- [HOW TO COMPLETE THIS TASK]
Pick out the lines below that contain the string "title" and copy them all.

SOURCE DATA section start

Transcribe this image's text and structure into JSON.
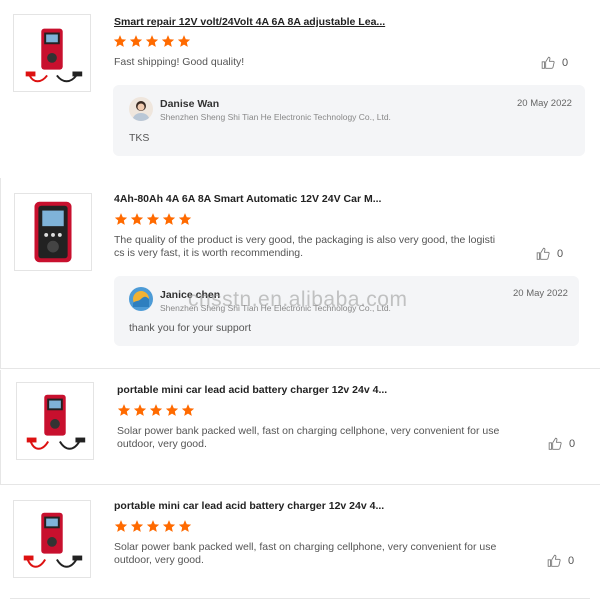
{
  "colors": {
    "star": "#ff6a00",
    "reply_bg": "#f4f5f7",
    "product_red": "#c8102e"
  },
  "icons": {
    "star": "star-icon",
    "like": "thumbs-up-icon",
    "product": "battery-charger-image"
  },
  "reviews": [
    {
      "title": "Smart repair 12V volt/24Volt 4A 6A 8A adjustable Lea...",
      "rating": 5,
      "text_lines": [
        "Fast shipping! Good quality!"
      ],
      "likes": "0",
      "reply": {
        "seller_name": "Danise Wan",
        "company": "Shenzhen Sheng Shi Tian He Electronic Technology Co., Ltd.",
        "date": "20 May 2022",
        "text": "TKS"
      }
    },
    {
      "title": "4Ah-80Ah 4A 6A 8A Smart Automatic 12V 24V Car M...",
      "rating": 5,
      "text_lines": [
        "The quality of the product is very good, the packaging is also very good, the logisti",
        "cs is very fast, it is worth recommending."
      ],
      "likes": "0",
      "reply": {
        "seller_name": "Janice chen",
        "company": "Shenzhen Sheng Shi Tian He Electronic Technology Co., Ltd.",
        "date": "20 May 2022",
        "text": "thank you for your support"
      }
    },
    {
      "title": "portable mini car lead acid battery charger 12v 24v 4...",
      "rating": 5,
      "text_lines": [
        "Solar power bank packed well, fast on charging cellphone, very convenient for use",
        "outdoor, very good."
      ],
      "likes": "0"
    },
    {
      "title": "portable mini car lead acid battery charger 12v 24v 4...",
      "rating": 5,
      "text_lines": [
        "Solar power bank packed well, fast on charging cellphone, very convenient for use",
        "outdoor, very good."
      ],
      "likes": "0"
    }
  ],
  "watermark": "cnsstn.en.alibaba.com"
}
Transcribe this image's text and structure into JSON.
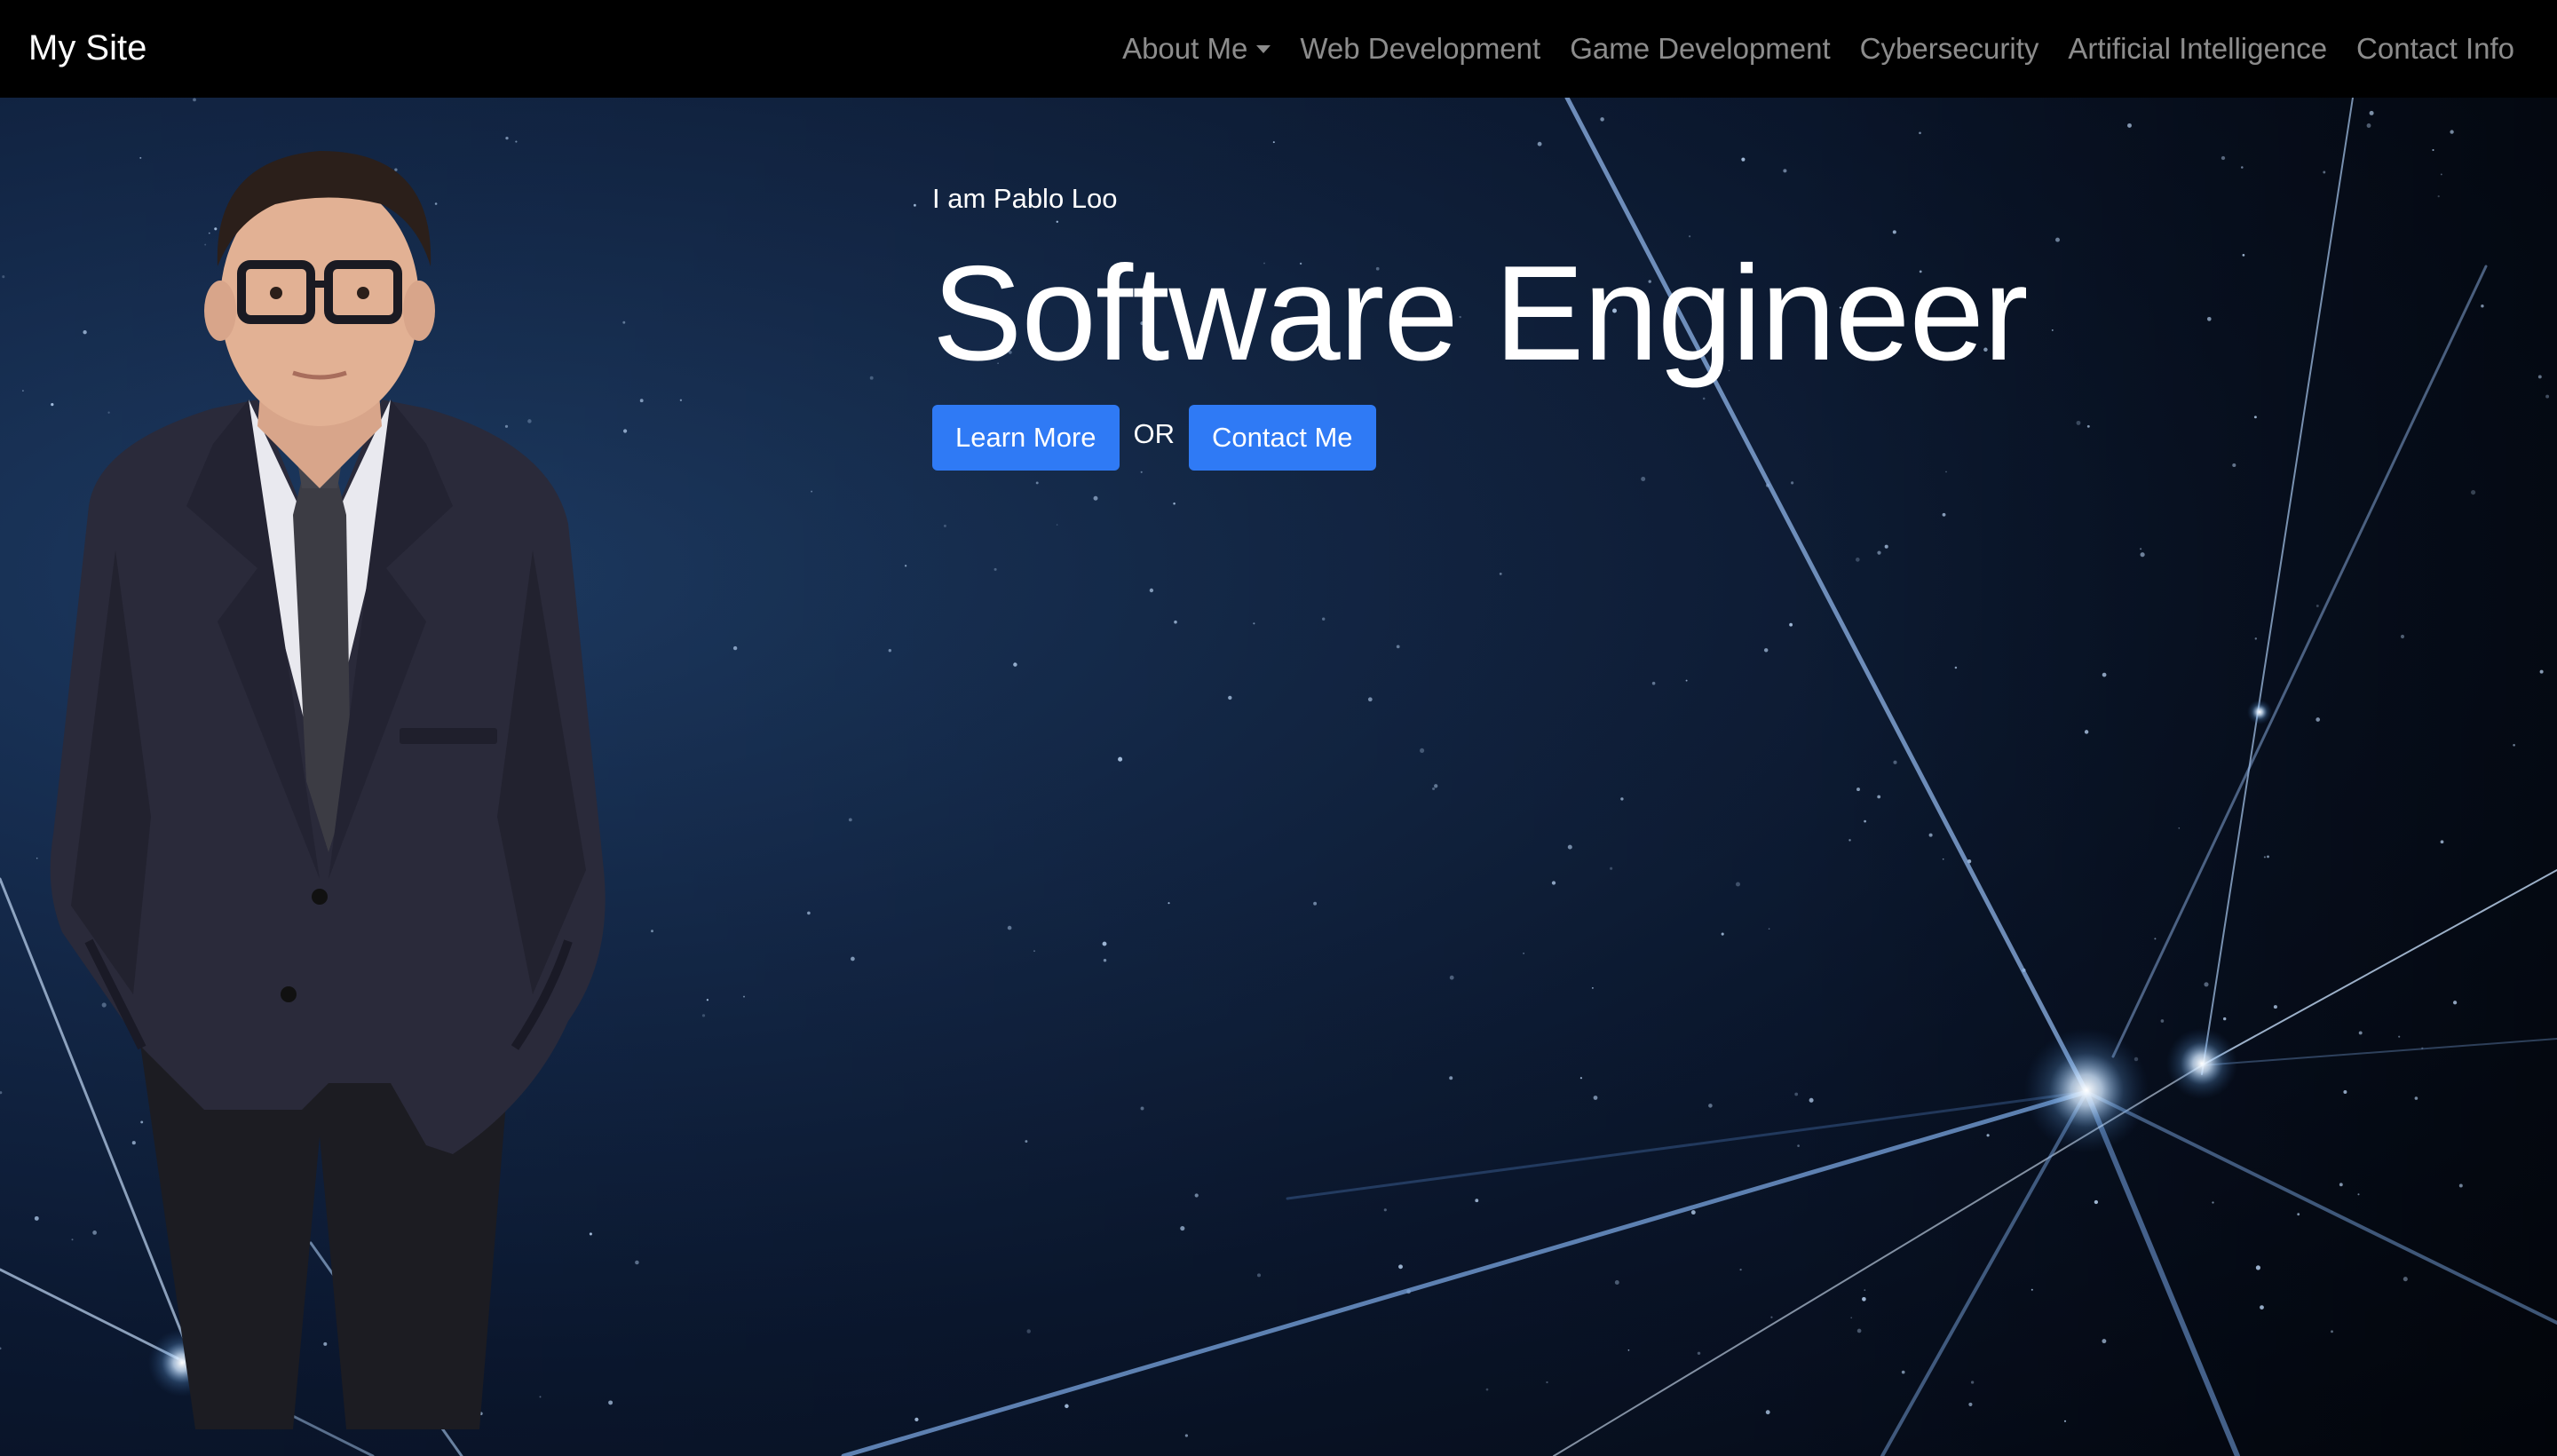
{
  "navbar": {
    "brand": "My Site",
    "links": [
      {
        "label": "About Me",
        "dropdown": true
      },
      {
        "label": "Web Development"
      },
      {
        "label": "Game Development"
      },
      {
        "label": "Cybersecurity"
      },
      {
        "label": "Artificial Intelligence"
      },
      {
        "label": "Contact Info"
      }
    ]
  },
  "hero": {
    "intro": "I am Pablo Loo",
    "headline": "Software Engineer",
    "learn_more_label": "Learn More",
    "or_label": "OR",
    "contact_label": "Contact Me"
  },
  "colors": {
    "navbar_bg": "#000000",
    "button_bg": "#2f7af5",
    "nav_link": "rgba(255,255,255,0.55)",
    "hero_bg": "#0b1830"
  },
  "icons": {
    "dropdown": "caret-down-icon"
  }
}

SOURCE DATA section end

- [ANSWER BOX]
      "title": "Smart repair 12V volt/24Volt 4A 6A 8A adjustable Lea...",
      "title": "4Ah-80Ah 4A 6A 8A Smart Automatic 12V 24V Car M...",
      "title": "portable mini car lead acid battery charger 12v 24v 4...",
      "title": "portable mini car lead acid battery charger 12v 24v 4...",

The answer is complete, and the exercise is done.